Harper's law enforcement career spans more than 30 years
After being knocked off of his police motorcycle and skidding nearly 430 feet along the Parkway East, Nate Harper picked himself up and chased after the driver.
"I was more mad than anything," he said after the incident in July 1983.
Mr. Harper, known more for his quiet demeanor than temper during more than six years as city chief, resigned today amid a federal investigation of the police bureau. Mr. Harper's career spanned more than 30 years, from days on motorcycle details to his supervision of narcotics and vice investigations to his October 2006 nomination as chief by Mr. Ravenstahl, then the city's fresh-faced mayor.
City council confirmed Mr. Ravenstahl's choice.
When he was named the department's top officer -- replacing Dominic Costa, who retired for health reasons -- Mr. Harper was hailed for his familiarity with the bureau and streets.

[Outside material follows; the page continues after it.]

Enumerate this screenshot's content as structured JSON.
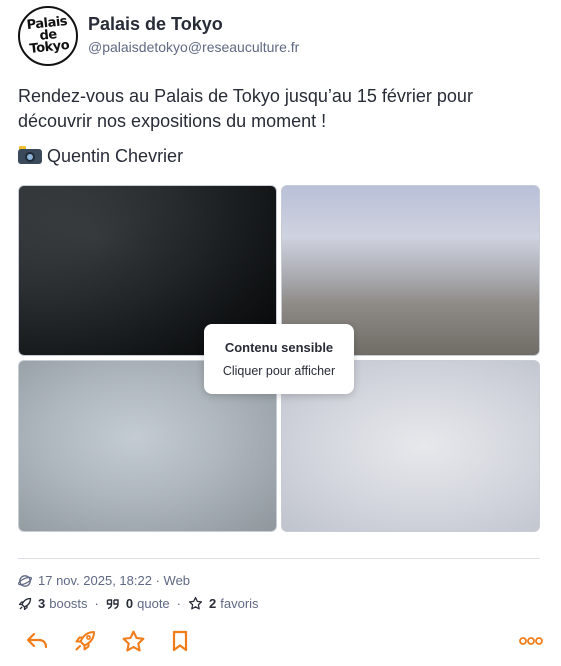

He pledged to beef up narcotics investigations, have officers spend more time walking the streets and increase the number of officers on the streets. There also was hope that the selection of Mr. Harper, the first black chief in more than a decade, would help to bridge a divide with the city's black community and increase the diversity of the police force.
However, the bureau still struggles with a revolving door, losing many officers to higher-paying suburban departments. Relations with the black community remain delicate, partly because of the January 2010 confrontation between Jordan Miles, a black teenager, and three white undercover officers on a Homewood street.
Leaders of the black community sided with Mr. Miles, who said he was beaten without provocation. Mr. Harper sided with the officers, who said Mr. Miles appeared to be concealing a gun and ran when they confronted him. Councilman Ricky Burgess subsequently pushed through legislation requiring cameras in police cars, expansion of the bureau's annual report to the public and speedy completion of an accreditation process.
Tim Stevens, chairman of Black Political Empowerment Project, expressed disappointment with Mr. Harper's departure. He said Mr. Harper remained committed to improving police-community relations and only recently made recommendations for improving a brochure on what a person should do when stopped by the police. He added that many members of the black community took pride in Mr. Harper's appointment.
"We are saddened by the fact that this has happened and that the police chief is in the middle of a very unfortunate and inappropriate situation, and I was hoping he would not be found in the middle of all this and that he would survive the scrutiny," Mr. Stevens said.
Mr. Ravenstahl repeatedly has hailed the city's low crime rates, and Mr. Harper once threatened to shut down a youth football program if officials didn't take increased safety precautions.
However, the bureau couldn't escape negative publicity. In addition to the Miles case, the bureau was criticized for mistreating protesters during the G-20 summit in 2009 and for officer conduct that resulted in payouts in police brutality cases.
"We had our disagreements with Harper, but we always found him to be a straight shooter, which is something we appreciated," Vic Walczak, Pennsylvania legal director for the American Civil Liberties Union said.
Mr. Walczak said Mr. Harper was "personally committed to diversity, but for whatever reason, was unable to make it happen." The department in 2011 was 16 percent black.
Mr. Harper, a Schenley High School graduate and Stanton Heights resident, joined the bureau in 1977. He was a patrol officer, K-9 officer and plainclothes investigator before rising through the ranks and, at various times, overseeing administrative matters, the narcotics unit and investigations.
First Published February 20, 2013 8:08 pm